__THE INPUT__
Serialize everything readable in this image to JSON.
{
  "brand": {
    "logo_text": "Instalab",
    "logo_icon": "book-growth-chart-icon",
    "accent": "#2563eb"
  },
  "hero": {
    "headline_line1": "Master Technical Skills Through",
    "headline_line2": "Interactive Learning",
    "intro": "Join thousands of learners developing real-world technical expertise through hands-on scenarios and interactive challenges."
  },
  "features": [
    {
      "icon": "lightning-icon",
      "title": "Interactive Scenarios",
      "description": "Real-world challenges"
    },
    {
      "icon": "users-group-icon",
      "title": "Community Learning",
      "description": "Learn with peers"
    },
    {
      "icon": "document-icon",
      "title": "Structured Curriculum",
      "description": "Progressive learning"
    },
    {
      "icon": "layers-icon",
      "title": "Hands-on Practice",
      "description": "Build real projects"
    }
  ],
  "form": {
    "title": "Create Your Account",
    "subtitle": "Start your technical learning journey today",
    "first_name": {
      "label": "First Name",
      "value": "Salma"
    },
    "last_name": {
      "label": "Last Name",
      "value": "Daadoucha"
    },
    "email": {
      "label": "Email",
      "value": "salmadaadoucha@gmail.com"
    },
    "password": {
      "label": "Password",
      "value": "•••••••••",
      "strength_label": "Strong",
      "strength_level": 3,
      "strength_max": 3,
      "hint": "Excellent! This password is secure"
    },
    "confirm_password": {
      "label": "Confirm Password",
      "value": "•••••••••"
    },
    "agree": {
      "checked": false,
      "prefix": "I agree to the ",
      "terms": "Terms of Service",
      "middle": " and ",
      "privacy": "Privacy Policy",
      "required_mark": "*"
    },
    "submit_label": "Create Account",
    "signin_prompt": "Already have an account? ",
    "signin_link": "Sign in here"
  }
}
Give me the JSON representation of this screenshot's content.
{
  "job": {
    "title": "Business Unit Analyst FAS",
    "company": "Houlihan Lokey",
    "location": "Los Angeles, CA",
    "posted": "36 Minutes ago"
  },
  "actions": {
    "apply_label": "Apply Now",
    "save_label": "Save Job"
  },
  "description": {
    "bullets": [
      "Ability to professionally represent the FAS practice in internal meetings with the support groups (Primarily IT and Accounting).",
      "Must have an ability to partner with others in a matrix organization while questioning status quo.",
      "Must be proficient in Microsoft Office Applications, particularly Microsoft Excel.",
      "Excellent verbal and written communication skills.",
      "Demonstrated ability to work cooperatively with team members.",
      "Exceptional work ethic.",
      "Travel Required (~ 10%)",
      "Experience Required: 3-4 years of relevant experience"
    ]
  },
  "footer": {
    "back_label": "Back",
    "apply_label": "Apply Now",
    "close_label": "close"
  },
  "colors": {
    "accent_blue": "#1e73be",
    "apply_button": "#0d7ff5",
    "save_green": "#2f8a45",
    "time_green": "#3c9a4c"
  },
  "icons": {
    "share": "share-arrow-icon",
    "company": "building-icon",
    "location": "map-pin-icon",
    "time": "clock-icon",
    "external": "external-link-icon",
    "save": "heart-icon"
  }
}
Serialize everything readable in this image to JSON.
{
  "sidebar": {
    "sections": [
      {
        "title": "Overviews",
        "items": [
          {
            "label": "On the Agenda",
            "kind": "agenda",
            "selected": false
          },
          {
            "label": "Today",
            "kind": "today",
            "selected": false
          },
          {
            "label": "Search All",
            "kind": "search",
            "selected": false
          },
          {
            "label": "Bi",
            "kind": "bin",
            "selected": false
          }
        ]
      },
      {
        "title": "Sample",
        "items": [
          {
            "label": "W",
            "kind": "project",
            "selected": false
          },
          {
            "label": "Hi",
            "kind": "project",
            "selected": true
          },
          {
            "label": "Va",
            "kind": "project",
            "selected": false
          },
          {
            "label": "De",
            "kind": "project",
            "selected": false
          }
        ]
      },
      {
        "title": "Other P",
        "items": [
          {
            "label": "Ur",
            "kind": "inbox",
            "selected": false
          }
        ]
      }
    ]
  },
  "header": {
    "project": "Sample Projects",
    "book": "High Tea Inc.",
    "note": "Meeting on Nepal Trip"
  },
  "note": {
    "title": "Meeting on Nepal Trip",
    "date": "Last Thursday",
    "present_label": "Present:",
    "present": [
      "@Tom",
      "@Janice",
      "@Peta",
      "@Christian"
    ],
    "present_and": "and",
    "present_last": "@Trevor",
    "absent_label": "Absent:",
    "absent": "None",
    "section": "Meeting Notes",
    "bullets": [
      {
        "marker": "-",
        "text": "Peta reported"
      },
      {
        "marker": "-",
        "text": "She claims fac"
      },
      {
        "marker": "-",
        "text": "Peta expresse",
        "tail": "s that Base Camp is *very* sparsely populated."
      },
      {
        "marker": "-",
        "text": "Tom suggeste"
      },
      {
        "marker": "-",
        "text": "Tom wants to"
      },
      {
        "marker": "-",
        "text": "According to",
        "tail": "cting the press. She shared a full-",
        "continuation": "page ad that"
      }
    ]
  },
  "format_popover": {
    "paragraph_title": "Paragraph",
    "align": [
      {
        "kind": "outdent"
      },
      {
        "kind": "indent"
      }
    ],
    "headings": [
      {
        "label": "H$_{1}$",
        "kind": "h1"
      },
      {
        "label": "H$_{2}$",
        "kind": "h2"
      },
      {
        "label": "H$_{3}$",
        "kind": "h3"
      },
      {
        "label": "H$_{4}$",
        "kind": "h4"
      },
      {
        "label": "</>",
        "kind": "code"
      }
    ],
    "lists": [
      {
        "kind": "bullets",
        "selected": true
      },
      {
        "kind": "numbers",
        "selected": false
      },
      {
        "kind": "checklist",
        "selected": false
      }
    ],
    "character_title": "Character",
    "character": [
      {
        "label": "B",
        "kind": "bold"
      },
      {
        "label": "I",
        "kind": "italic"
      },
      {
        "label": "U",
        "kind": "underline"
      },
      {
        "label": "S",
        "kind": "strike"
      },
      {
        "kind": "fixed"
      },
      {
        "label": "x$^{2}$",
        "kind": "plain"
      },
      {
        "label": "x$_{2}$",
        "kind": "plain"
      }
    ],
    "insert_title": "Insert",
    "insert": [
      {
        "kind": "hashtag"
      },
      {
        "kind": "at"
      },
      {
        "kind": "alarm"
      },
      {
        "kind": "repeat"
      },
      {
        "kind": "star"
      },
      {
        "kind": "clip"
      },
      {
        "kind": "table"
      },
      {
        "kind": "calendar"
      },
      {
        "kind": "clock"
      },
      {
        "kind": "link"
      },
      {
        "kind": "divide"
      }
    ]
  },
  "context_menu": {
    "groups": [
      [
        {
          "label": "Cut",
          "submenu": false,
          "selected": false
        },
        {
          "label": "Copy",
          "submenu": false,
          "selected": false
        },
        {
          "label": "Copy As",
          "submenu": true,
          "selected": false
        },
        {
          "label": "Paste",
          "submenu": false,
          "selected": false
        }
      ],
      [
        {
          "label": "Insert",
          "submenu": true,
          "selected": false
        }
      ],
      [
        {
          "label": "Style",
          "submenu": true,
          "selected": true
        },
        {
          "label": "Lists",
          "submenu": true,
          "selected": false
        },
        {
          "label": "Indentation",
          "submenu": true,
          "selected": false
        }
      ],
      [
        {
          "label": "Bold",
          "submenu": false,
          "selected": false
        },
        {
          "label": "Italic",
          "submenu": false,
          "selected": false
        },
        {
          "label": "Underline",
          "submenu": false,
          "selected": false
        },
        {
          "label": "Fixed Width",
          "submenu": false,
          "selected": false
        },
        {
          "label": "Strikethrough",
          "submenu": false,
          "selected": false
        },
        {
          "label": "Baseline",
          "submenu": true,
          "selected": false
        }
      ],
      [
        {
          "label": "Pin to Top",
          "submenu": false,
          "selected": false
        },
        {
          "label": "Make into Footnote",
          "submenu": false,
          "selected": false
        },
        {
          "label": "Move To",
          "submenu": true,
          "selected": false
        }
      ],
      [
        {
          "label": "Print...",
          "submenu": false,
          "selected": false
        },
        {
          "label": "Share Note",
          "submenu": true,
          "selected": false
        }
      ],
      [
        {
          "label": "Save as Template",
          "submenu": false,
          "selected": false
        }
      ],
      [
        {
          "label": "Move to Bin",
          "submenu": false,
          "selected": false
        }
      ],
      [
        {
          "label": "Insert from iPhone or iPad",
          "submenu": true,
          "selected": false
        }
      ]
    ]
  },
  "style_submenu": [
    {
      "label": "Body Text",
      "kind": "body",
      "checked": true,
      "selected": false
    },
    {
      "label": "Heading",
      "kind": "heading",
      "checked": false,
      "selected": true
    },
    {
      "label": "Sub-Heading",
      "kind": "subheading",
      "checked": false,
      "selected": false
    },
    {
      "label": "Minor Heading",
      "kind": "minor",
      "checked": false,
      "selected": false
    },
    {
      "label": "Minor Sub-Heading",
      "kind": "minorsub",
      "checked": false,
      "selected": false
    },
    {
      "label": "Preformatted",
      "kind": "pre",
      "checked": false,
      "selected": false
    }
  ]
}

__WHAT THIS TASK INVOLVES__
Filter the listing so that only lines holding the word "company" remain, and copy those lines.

__TASK SOLUTION__
    "company": "Houlihan Lokey",
    "company": "building-icon",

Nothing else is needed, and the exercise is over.